Chickens lay fewer eggs in the winter. This is the result of the colder temperatures and the shortening length of daylight. The rate that hens lay is based on four factors. The breed of the hen, the age of the hen, the temperature, and the day length. The breed of the hen makes a huge difference all by itself. The leghorn hen is one of the most productive, laying about 6 eggs a week. On the other hand some breeds only lay an egg a week on average. The age of the hen also affects egg laying. Chickens normally lay prolifically for their first 2 years or so and then slowly start laying less. The eggs that they do lay continue getting bigger throughout their entire life. The last two factors you can have some control over. You can make the hens continue to lay prolifically through the winter by providing artificial lighting. Commercial egg producers accomplish this by confining the hens to large warehouses with long days using artificial lighting.
We tend to keep the hens on their natural cycle, and don’t provide any additional lighting source.

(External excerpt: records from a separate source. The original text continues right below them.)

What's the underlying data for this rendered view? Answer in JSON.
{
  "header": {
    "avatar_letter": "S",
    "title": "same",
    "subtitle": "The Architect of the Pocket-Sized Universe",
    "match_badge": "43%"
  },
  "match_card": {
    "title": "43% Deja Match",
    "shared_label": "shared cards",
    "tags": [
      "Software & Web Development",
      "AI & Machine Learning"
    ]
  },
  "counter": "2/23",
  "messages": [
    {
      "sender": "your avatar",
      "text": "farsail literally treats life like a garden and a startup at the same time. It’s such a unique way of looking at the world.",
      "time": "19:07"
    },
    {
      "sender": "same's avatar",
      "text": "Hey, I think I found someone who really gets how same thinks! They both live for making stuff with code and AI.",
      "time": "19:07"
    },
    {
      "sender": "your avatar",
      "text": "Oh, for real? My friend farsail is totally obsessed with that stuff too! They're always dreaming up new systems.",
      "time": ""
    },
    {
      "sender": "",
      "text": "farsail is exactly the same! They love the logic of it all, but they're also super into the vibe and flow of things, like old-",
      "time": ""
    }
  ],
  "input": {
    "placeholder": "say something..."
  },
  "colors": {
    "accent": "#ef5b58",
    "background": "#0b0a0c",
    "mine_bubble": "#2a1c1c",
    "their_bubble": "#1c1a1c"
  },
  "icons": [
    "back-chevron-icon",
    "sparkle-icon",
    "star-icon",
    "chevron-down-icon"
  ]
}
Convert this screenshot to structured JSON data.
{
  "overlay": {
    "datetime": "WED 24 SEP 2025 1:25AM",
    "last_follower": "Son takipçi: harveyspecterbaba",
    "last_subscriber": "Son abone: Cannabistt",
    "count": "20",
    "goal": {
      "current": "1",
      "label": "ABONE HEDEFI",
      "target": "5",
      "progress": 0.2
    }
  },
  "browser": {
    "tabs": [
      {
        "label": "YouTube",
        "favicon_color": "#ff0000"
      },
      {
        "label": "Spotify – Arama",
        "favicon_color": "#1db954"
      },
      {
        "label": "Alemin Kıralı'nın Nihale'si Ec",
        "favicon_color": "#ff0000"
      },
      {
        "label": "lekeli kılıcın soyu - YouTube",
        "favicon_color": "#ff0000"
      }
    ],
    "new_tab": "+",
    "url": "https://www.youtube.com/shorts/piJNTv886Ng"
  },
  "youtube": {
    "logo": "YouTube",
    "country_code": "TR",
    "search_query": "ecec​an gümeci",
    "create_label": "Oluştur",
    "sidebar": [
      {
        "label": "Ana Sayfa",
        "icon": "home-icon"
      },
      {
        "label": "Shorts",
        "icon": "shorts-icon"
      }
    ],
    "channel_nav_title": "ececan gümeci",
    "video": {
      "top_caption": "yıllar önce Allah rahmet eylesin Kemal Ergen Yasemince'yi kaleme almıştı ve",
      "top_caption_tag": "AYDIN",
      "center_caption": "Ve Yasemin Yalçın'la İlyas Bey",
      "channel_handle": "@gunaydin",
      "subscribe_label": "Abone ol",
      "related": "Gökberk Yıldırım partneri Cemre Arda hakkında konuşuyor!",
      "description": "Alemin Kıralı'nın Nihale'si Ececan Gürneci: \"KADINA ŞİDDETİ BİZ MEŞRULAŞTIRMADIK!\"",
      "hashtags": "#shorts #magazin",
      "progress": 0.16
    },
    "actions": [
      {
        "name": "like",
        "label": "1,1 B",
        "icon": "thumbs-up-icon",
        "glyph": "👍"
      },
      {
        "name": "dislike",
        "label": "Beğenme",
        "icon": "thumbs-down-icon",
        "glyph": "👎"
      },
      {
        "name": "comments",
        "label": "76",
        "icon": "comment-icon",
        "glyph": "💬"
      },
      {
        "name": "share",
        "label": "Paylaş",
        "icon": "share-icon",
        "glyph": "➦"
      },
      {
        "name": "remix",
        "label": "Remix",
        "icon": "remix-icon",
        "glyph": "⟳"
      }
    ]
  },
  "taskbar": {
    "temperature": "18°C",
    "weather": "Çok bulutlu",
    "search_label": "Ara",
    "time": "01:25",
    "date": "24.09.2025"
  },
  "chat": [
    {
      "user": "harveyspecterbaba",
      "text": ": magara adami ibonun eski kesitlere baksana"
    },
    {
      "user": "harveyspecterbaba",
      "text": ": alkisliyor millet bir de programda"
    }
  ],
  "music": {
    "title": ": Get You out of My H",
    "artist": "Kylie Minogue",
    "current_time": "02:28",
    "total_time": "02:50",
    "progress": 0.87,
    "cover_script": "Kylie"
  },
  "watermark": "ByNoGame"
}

This does cause us to have fewer eggs during the winter, but I feel this keeps with Mother Natures natural cycle, and produces healthier, happier chickens overall.
Our chickens have only just recently been laying less this past week. Last winter, we didn’t really have a problem with this issue. We have had chickens for almost two years. The first year, we got all Rhode Island Reds. They initially started laying around September and they continued to lay in abundance throughout the winter, excepting the two weeks the temperature was in the teens. This last spring we purchased 2 new chickens, a Welsummer and a Plymouth Rock. They started laying about a month ago. Out of the four hens, we were getting about three eggs a day, and now we are only getting about one a day from all four hens. This is obviously somewhat different than last winter. I think it might be the fact that the Rhode Island Reds are better layers and powered through the first winter because they were so young. It does seem early in the season for our hens to slow down this much, I am hoping it was just a slow week. I will give an update in a few weeks, stay tuned.